===== Record excerpts

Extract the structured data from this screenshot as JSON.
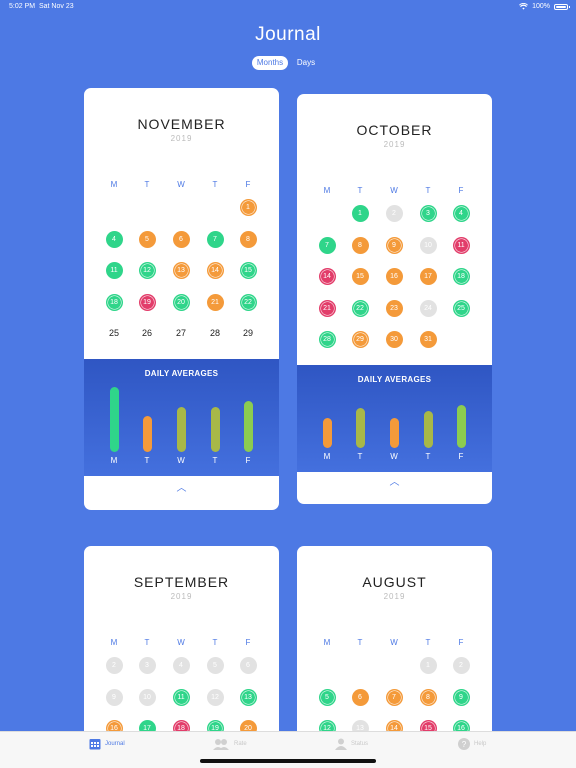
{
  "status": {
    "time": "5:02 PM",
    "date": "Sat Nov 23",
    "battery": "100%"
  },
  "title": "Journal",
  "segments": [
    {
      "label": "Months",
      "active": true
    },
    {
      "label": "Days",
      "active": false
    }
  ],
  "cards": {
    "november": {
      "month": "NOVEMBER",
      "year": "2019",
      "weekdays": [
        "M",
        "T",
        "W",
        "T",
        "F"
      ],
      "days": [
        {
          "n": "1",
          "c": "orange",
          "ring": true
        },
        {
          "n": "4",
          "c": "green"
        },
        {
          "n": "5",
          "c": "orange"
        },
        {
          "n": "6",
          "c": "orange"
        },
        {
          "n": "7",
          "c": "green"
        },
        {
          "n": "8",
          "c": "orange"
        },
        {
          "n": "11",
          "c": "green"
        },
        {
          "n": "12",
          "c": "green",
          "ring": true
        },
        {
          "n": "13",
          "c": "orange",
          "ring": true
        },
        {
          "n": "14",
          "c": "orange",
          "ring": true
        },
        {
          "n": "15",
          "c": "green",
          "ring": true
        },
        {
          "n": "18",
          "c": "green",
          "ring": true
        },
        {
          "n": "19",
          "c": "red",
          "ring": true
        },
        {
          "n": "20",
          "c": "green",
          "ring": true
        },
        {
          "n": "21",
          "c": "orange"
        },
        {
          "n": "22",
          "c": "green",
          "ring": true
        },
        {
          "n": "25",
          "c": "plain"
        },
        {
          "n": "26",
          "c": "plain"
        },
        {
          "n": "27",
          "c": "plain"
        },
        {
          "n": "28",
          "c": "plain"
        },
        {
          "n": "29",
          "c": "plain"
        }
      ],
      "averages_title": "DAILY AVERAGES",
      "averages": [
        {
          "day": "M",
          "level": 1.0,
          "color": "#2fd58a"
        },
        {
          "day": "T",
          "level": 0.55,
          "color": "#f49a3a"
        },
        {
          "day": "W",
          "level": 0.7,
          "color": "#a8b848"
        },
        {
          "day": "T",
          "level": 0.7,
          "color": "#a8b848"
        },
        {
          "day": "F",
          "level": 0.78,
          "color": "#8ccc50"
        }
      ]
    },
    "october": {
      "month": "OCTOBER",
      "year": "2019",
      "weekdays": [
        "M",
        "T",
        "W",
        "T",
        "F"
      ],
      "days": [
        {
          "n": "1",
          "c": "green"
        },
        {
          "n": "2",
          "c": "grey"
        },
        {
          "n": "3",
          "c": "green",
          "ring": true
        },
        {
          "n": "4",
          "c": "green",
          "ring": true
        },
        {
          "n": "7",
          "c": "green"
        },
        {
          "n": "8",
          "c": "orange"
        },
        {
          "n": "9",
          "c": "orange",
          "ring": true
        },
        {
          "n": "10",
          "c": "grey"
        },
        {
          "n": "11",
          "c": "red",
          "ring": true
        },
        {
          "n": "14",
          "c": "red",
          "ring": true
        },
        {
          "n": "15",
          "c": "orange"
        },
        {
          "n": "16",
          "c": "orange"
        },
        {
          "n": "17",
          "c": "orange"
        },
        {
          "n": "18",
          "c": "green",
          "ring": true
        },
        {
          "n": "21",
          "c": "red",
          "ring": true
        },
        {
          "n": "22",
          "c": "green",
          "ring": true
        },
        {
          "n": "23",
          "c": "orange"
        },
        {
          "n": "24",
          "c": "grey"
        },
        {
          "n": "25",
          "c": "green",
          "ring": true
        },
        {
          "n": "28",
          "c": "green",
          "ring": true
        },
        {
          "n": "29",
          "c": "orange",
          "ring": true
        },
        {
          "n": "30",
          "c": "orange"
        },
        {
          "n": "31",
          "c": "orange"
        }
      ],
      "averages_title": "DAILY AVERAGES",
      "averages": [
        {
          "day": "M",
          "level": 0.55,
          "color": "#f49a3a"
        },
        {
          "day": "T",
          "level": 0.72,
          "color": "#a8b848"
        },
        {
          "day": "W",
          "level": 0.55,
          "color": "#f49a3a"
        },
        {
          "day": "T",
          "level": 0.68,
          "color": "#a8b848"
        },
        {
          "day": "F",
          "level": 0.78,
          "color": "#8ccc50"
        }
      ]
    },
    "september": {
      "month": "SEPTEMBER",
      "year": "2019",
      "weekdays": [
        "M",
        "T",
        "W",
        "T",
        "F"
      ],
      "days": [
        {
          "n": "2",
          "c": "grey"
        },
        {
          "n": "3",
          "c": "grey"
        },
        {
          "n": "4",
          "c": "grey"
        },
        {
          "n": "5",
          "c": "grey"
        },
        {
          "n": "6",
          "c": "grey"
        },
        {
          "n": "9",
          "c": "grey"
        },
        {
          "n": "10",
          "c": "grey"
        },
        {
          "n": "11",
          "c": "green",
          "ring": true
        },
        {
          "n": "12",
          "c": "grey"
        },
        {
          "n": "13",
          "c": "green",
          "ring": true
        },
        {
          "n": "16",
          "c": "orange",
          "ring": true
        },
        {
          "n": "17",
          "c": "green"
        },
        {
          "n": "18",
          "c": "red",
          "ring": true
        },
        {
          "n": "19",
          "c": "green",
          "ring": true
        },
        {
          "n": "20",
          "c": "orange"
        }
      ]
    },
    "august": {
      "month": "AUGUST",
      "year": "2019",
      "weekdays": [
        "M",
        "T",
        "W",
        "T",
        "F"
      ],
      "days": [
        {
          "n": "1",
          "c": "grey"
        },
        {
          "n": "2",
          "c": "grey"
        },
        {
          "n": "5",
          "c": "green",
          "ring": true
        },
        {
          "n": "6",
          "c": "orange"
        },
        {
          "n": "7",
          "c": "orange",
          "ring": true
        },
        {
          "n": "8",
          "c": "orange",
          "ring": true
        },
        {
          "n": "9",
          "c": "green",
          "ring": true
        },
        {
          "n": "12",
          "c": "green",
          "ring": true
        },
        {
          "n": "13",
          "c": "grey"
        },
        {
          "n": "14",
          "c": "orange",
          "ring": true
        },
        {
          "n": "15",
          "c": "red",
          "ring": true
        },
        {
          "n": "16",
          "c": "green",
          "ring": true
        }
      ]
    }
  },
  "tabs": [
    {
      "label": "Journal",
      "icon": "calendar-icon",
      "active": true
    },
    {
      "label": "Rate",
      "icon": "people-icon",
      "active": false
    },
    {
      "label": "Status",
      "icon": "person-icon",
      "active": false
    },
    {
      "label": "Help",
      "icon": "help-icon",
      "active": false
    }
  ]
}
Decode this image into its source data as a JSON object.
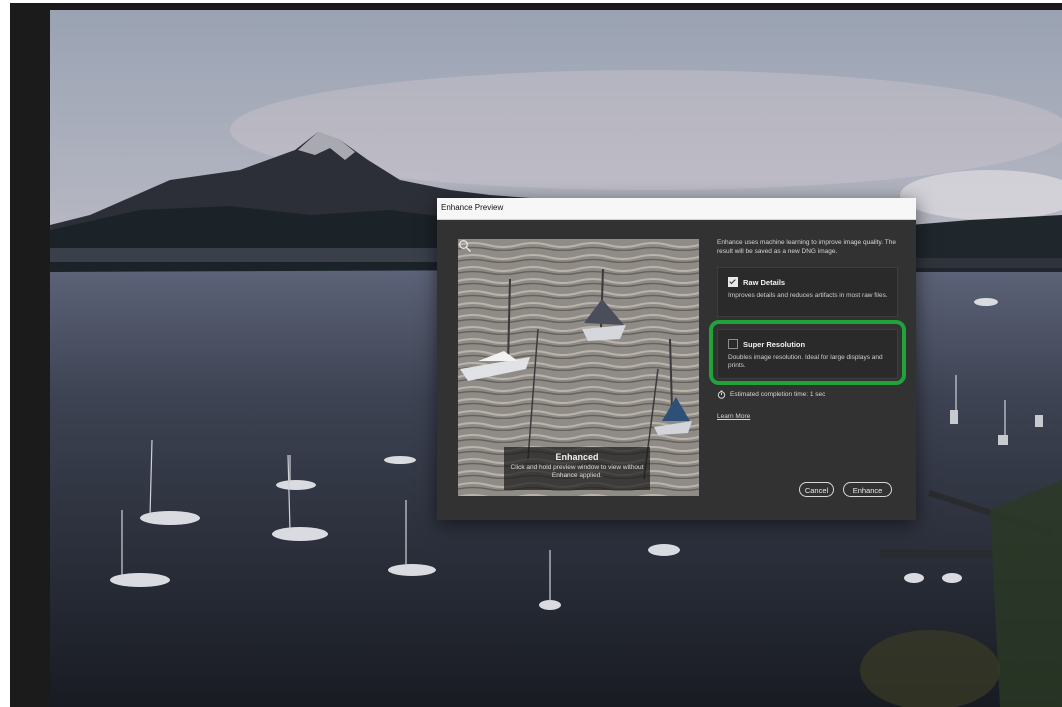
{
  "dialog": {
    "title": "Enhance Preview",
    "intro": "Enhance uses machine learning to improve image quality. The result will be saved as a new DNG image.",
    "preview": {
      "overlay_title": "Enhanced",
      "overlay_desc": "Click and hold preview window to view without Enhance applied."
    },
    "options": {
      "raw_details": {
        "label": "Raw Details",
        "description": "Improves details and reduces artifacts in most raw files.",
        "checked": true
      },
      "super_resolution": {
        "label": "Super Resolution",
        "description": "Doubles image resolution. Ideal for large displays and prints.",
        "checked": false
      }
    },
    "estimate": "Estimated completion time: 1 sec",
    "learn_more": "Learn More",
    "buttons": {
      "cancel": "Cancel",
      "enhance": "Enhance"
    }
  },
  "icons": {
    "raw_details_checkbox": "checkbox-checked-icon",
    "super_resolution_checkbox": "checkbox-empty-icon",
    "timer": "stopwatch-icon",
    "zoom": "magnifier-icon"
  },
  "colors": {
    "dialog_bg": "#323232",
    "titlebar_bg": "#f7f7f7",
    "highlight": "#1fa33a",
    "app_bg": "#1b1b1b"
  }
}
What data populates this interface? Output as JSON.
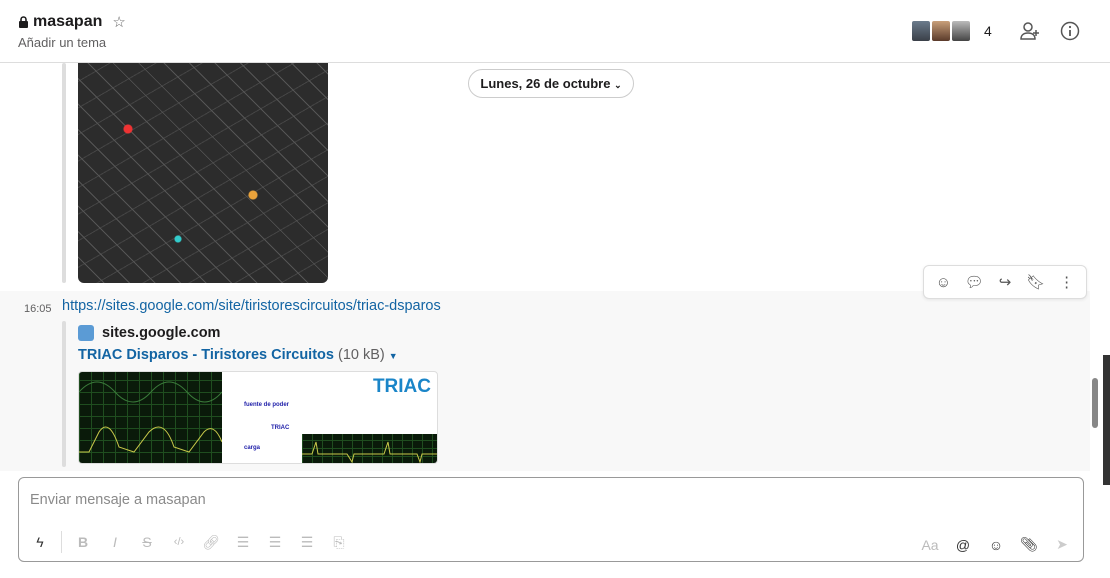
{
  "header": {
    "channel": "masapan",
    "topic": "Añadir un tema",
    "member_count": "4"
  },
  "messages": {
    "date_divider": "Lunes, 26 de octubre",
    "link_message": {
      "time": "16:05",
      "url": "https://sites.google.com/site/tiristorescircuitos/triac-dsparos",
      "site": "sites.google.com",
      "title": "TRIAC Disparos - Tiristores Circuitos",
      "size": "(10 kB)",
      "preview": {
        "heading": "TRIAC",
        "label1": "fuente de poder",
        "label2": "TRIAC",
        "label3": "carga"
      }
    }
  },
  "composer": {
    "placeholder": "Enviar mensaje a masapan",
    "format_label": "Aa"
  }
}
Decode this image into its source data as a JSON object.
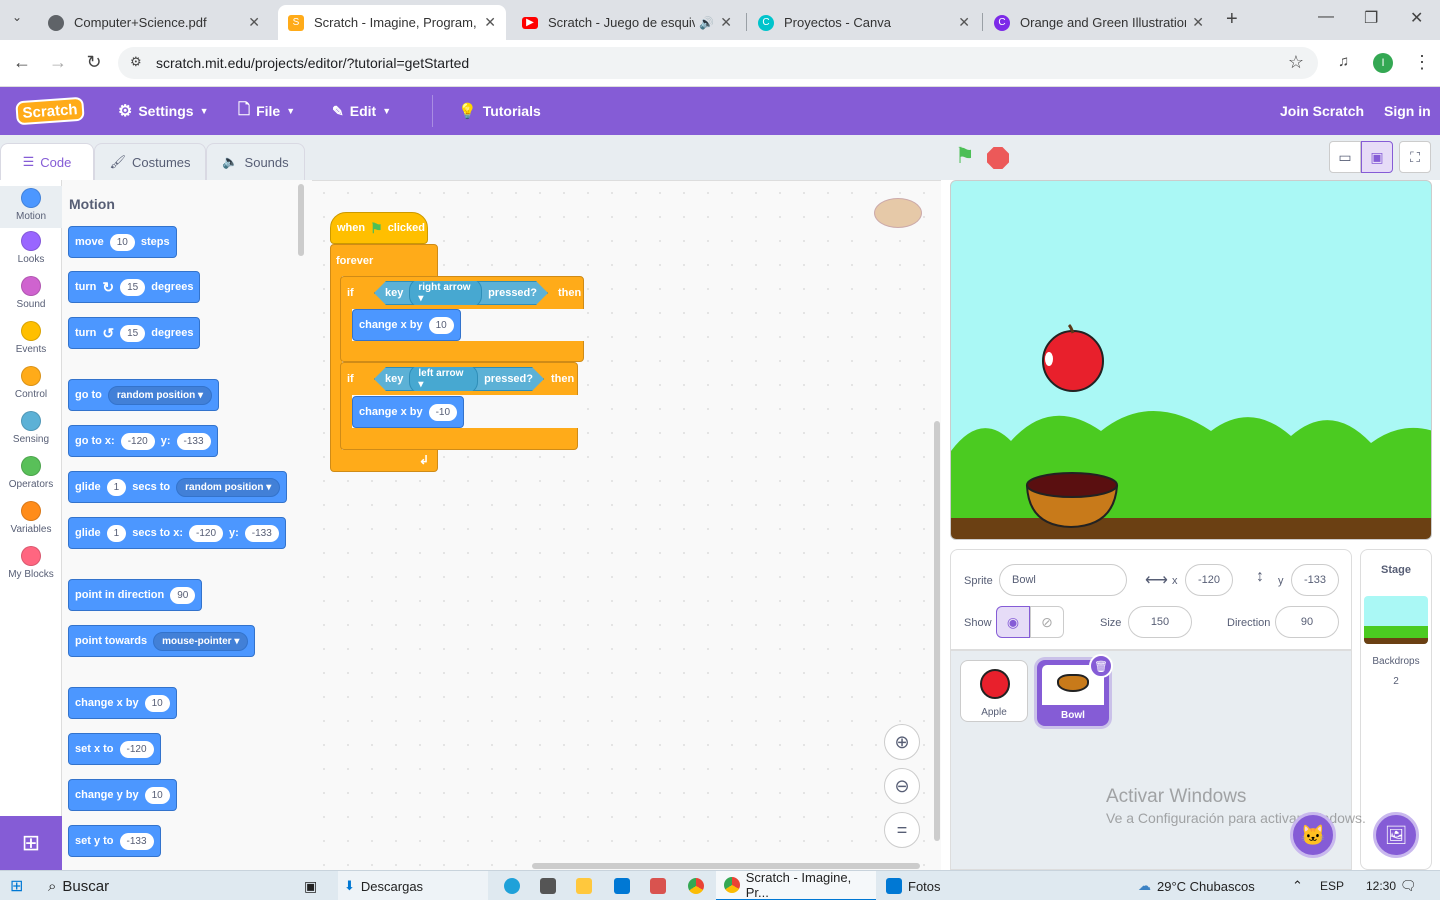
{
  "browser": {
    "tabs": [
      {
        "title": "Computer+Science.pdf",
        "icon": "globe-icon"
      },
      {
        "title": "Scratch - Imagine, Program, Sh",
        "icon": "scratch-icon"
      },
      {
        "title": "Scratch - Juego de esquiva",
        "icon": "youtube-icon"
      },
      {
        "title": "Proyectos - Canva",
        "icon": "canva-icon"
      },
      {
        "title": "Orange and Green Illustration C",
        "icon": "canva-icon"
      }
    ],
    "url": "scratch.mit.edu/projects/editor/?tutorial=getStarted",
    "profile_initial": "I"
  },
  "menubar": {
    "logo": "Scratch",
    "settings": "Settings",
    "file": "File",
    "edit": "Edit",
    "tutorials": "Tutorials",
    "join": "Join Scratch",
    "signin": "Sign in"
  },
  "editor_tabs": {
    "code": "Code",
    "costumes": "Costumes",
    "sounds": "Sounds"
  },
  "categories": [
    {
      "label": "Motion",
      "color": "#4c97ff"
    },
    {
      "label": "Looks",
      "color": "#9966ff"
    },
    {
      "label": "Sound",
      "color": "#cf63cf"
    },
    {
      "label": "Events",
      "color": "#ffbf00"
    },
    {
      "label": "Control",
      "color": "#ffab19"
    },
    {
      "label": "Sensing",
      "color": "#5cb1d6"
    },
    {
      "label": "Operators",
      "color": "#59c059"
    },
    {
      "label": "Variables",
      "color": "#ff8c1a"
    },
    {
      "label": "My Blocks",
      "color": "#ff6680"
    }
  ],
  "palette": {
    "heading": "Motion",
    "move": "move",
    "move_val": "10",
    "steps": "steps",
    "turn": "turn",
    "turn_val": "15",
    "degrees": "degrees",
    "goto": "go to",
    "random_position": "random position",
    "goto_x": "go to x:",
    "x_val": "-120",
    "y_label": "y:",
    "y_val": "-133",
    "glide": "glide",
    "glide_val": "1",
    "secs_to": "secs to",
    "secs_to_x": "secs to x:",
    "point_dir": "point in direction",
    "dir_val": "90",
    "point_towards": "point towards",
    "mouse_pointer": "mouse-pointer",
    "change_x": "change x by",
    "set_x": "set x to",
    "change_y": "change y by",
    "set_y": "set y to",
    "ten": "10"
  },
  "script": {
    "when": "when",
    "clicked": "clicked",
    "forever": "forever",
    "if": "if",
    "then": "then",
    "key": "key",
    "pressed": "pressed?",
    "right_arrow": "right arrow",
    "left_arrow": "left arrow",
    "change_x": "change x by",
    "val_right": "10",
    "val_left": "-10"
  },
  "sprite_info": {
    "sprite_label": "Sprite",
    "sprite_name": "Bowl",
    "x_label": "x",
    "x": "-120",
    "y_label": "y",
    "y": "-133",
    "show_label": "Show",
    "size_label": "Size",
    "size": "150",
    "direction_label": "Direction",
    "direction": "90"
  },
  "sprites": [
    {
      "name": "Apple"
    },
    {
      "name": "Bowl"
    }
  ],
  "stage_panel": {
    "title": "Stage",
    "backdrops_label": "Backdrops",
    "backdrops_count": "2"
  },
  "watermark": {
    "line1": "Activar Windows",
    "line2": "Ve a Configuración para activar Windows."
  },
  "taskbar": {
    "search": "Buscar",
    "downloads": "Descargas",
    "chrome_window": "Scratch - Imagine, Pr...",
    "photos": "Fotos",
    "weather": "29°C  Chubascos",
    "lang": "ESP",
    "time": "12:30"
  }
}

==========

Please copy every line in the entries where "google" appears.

Result of the task
      "url": "https://sites.google.com/site/tiristorescircuitos/triac-dsparos",
      "site": "sites.google.com",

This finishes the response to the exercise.